1640: Bishop John Atherton, buggerer 2008: One man pardoned during hanging

1209: The Oxford clerks

December 6th, 2010 Headsman

On an uncertain date speculatively identified with December 6, in either 1208 or (more usually attributed) 1209, the near-riotous townspeople of Oxford hanged two or three student “clerks” at that settlement’s famous university.

About this time, a certain clerk engaged in the liberal arts at Oxford killed a certain woman by accident and when he found that she was dead he decided to flee.

But when the mayor of the city and many others who had gathered found the dead woman they began to search for the killer in his house which he had rented together with three of his fellow clerks.

Not finding the man accused of the deed they seized his three fellow clerks who said they were wholly ignorant of the murder and threw them into prison; then a few days later they were, by order of the King of the English, in contempt of the rights of the church, taken outside the city and hanged.

When the deed had been done, both masters and pupils, to the number of three thousand clerks, left Oxford so that not one remained out of the whole university; they left Oxford empty, some engaging in liberal studies at Cambridge and some at Reading.

-The Flowers of History, as translated for the Beeb

This ugly affair rooted in the ancient conflict between university and town caused much of the ancient academy‘s student population to flee town — some proceeding to found Oxford’s rival institution Cambridge. (This pdf short story on the Cambridge site dramatizes events.)

(cc) image from James Gibson.

The conflict between the town and university at Oxford over this bloodletting persisted until 1214 when a Papal legate settled the dispute in favor of the university.

The authors of the hanging were required to carry the bodies to an honorable resting place, and the town was required to host a dinner for poor students once every year — on St. Nicholas‘s day, Dec. 6, which on that basis has become associated with the otherwise never-specified date of the unfortunate clerks’ demise.

On this day..

Entry Filed under: 13th Century,Capital Punishment,Crime,Death Penalty,England,Execution,Hanged,History,Innocent Bystanders,Intellectuals,Known But To God,Murder,Notably Survived By,Public Executions,Summary Executions,Uncertain Dates,Wrongful Executions

Tags: , , , , , , ,

Leave a Reply

Your email address will not be published.

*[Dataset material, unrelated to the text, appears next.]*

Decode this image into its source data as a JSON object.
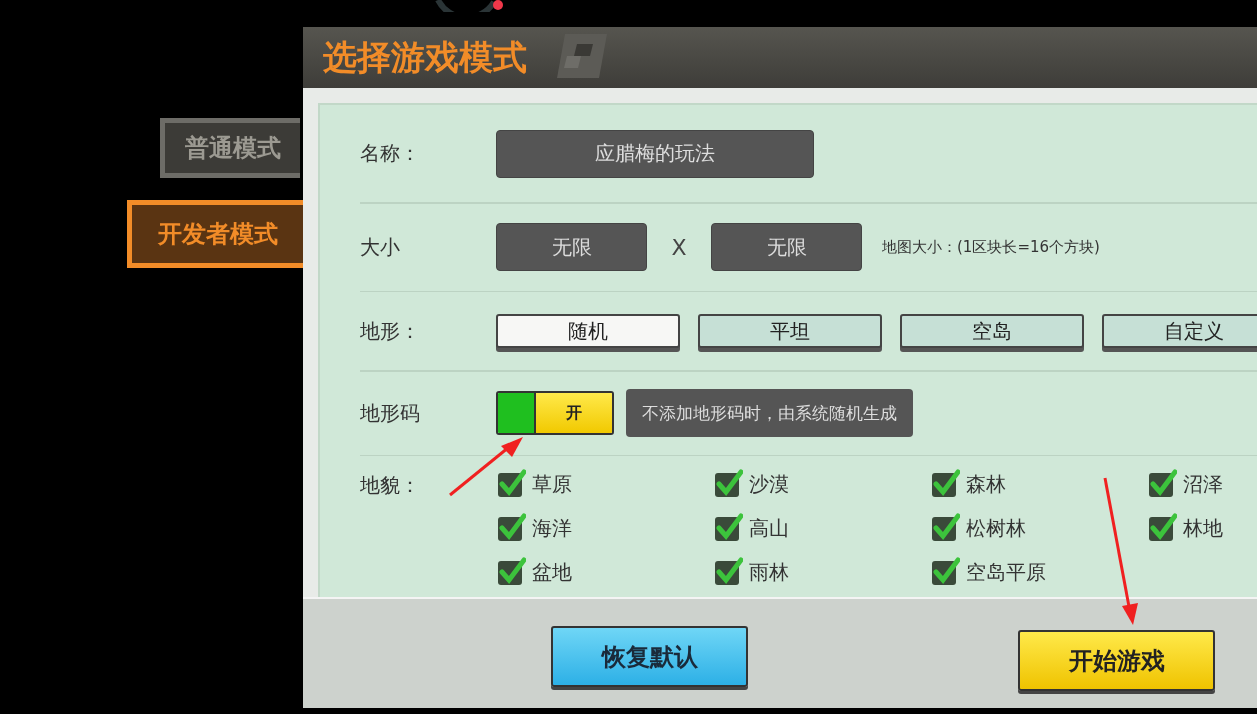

Required fields are marked *

You may use these HTML tags and attributes: <a href="" title=""> <abbr title=""> <acronym title=""> <b> <blockquote cite=""> <cite> <code> <del datetime=""> <em> <i> <q cite=""> <strike> <strong>


December 2010
« Nov   Jan »



Execution Playing Cards

Exclusively available on this site: our one-of-a-kind custom playing card deck.

Every card features a historical execution from England, France, Germany, or Russia!

Recent Comments

  • Donna Finnegan: Kathleen Jukes. My family are also related to Richard. We are trying to work out where in our...
  • Anthony: Delaware never used a lethal injection machine. While they had bought one in 1987 when they first ordered a...
  • Curt Kastens: You can add Walterr Süskind. According to the German Wikipedia he died in Auschwitz on Feb. 28 1945....
  • Jeanne C: So true ….many angry about what he did …understandably …but I beleive this man did accept...
  • anders: Bimcclur says: 14 March, 2017 at 11:40 pm This is a Timely movie. Resist unjust & evil regimes. Do what...